Where do you want to go? Patrick asked.

Anywhere but here, I replied.

I’ve been missing my mother. We went to see her! Afterward, we headed east over a mountain pass and through rural Oregon. We needed to pin a spot on the map, a direction to aim towards, and we chose Colorado. Along the way, we let our curiosity and serendipity guide us. We marveled at the beautiful rock formations at Arches National park. And we clambered up the soft sand at Sand Dunes National Park at twilight. There’s so much I’ve forgotten. Ordinary things. Like tiny soaps in hotel rooms. (so cute!) Quirky roadside attractions. How good it feels to zoom down a lonely highway with the radio turned up. The unmitigated pleasure of observing the world not through a smartphone screen but through your own five senses!

Speaking of senses, I learned that resting atop a sand dune is a good way to get sandblasted in the eyes! Oops! πŸ˜‚

Cheri grimaces as she's blasted in the face with sand atop a pale brown dune.
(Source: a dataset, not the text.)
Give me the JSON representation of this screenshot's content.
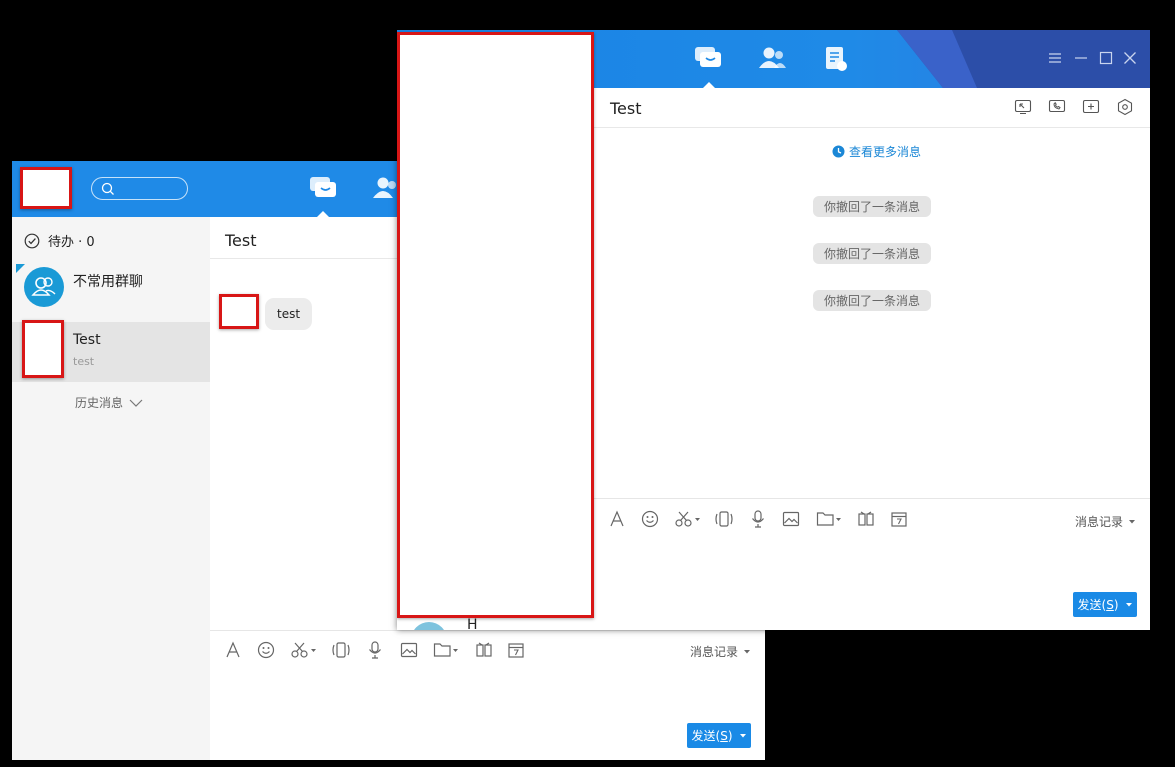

I’ll confess to trepidation about leaving my pandemic bubble. Our first indoor restaurant meal was nerve-racking! But on the whole we’ve felt quite safe on the road. Hotels and motels have been spotless. Fellow travelers have been courteous almost everywhere we’ve gone. We’re still avoiding crowds, and we’re still keeping our distance as much as possible. I know that 95% effectiveness is incredible. Still, I find myself easing back into the world, listening to my gut when it says “go ahead” or “no thanks.” It’s a process.

We’ve seen hikers in muddy boots, cars overflowing with kids and enthusiastic dogs, old men in folding chairs waving at traffic, and nomadic hippies bragging about their mushroom hunting skills. Park rangers are thrilled to be giving talks again! Tiny mountain towns are building patio seating for the upcoming summer rush. Nearly every small restaurant and shop has a Help Wanted sign posted. The wheels of commerce are spinning up, and all the doors are flinging themselves open. I sense the delight at strangers seeing each other’s faces and smiles.
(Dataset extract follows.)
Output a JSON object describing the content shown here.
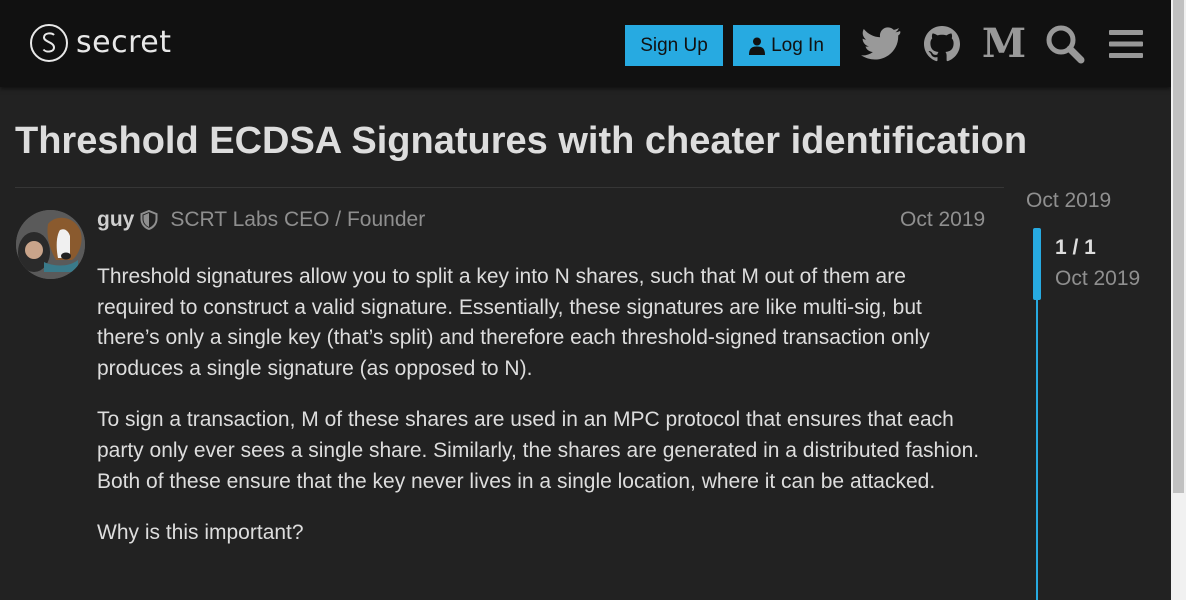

The pandemic is winding down.

Filling the Creative Well

In her seminal book The Artist’s Way, Julia Cameron talks about creativity as a well that requires replenishment . And it’s true! For more than a year, I relied upon my memory and imagination to help me tell stories, and during the long and lonely pandemic I had very few opportunities to restock my well. What inspires and sustains me? So many things. New sights and sounds. The ability to talk to strangers or even eavesdrop on public conversations. Observation skills. So much of my inspiration is sensory and experiential. I suppose that’s why I took my well-crafted plans for the month of May and chucked them over my shoulder. When I set a deadline, even for myself, I tend to get cranky when I don’t meet it.

I’m not feeling cranky this time! I’m a good 3-4 weeks behind schedule right now, and I’m not even mad. Why would I be? I’m taking to the road like a thirsty plot of soil takes to the rain. This road trip is fun, yes, we’re having a good time! But it’s more than that. I’m filling that well, using my senses, and keeping track of all that delights me:

  • An antelope (Pronghorn)
  • A real cowboy in Durango
  • A nine-foot tall pink metal flamingo
  • A van painted with bright yellow sunflowers called the “Van Go”
  • A carpet store called “Totally Floored”
  • Huge solar arrays in the desert
  • A roadside “portal to another dimension” with UFO/alien statues (Admission fee: $5 per car)
  • Spooky blue mist
  • Beautiful evergreen forests and frosty mountain peaks
  • A famous haunted hotel (more on this later)
  • So much lightning!

The list goes on and on. 😎

Whether you’re a writer or not, you might be craving some new sights and sounds. We all need inspiration! My advice is this: when you’re ready, and not before, sit quietly and listen to what your heart wants. Maybe it’s a weekend roadtrip, or time with a friend you’ve been missing, or an experience that you’ve been putting off for too long. The world is coming back to life! And I bet there’s something grand, right around the corner, waiting for you.

A sunny highway cuts through rolling green hills. In the distance, a hint of brown mountains.